If they do want to head offshore, just like boat owners they need to make the right safety gear is stowed on their kayak.
While the safety guidelines for traditional boats are very clearly defined, that hasn't always been the case for paddle craft.
It means many people have been unwittingly breaking the law, and even worse, endangering their own safety while on the water.
However, the rapidly increasing popularity of paddle craft in WA waters saw the Department of Transport announce new safety measures for users to help make paddling safer.
The Paddle Safe brochure spells out exactly what safety items are required to be carried by paddle craft users such as those on kayaks, surf skis and canoes.
"Recreational canoes, kayaks, surf skis, inflatables or similar paddle craft that are propelled by a person using a paddle who is on or in the craft must comply with WA marine laws," the brochure explains.
Items covered in Paddle Safe include lifejackets, flares, bilge pump/bailers and EPIRBs.
There are simple explanations about what is needed within 400 metres of shore, from 400m to two nautical miles offshore, from 2-5 nautical miles offshore, and more than five miles from shore.
There are also a number of useful tips for on-water safety in the brochure, including suggestions on how to make yourself more visible to other boaters.
The brochure explains that navigations lights are also needed at night.
The brochure can also be viewed online at http://www.transport.wa.gov.au/mediaFiles/mar_B_PaddleSafe.pdf .
The manufacturers say the electrical impulse does not in any way attract sharks to the area.
Shark Shields are easy to carry on a kayak, and can be switched on and off as needed, with the antenna simply dropped into the water via a scupper hole, or over the side.
Some kayakers prefer to leave them on all the time when on open water, while many kayak anglers switch them on when they hook a fish, believing that is the time a shark is most likely to be attracted to the kayak.

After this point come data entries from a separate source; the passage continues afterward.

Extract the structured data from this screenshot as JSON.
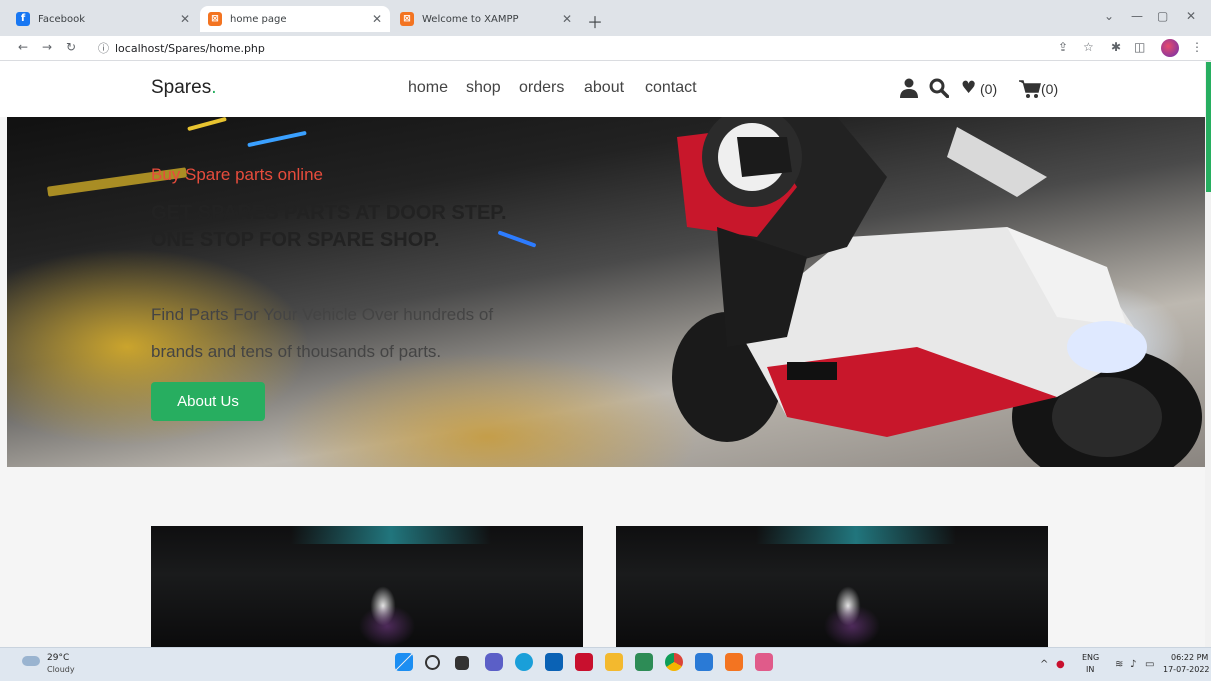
{
  "browser": {
    "tabs": [
      {
        "title": "Facebook",
        "icon": "facebook-icon"
      },
      {
        "title": "home page",
        "icon": "xampp-icon"
      },
      {
        "title": "Welcome to XAMPP",
        "icon": "xampp-icon"
      }
    ],
    "active_tab": 1,
    "url": "localhost/Spares/home.php"
  },
  "site": {
    "logo": "Spares",
    "logo_dot": ".",
    "nav": [
      "home",
      "shop",
      "orders",
      "about",
      "contact"
    ],
    "wishlist_count": "(0)",
    "cart_count": "(0)",
    "accent_color": "#27ae60"
  },
  "hero": {
    "subtitle": "Buy Spare parts online",
    "title": "GET SPARES PARTS AT DOOR STEP. ONE STOP FOR SPARE SHOP.",
    "description": "Find Parts For Your Vehicle Over hundreds of brands and tens of thousands of parts.",
    "button": "About Us"
  },
  "taskbar": {
    "temperature": "29°C",
    "weather": "Cloudy",
    "lang": "ENG",
    "region": "IN",
    "time": "06:22 PM",
    "date": "17-07-2022"
  }
}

Either way, if you need to use the Shark Shield just once, then it has paid for itself.
Caption: There are new safety guidelines for offshore kayakers.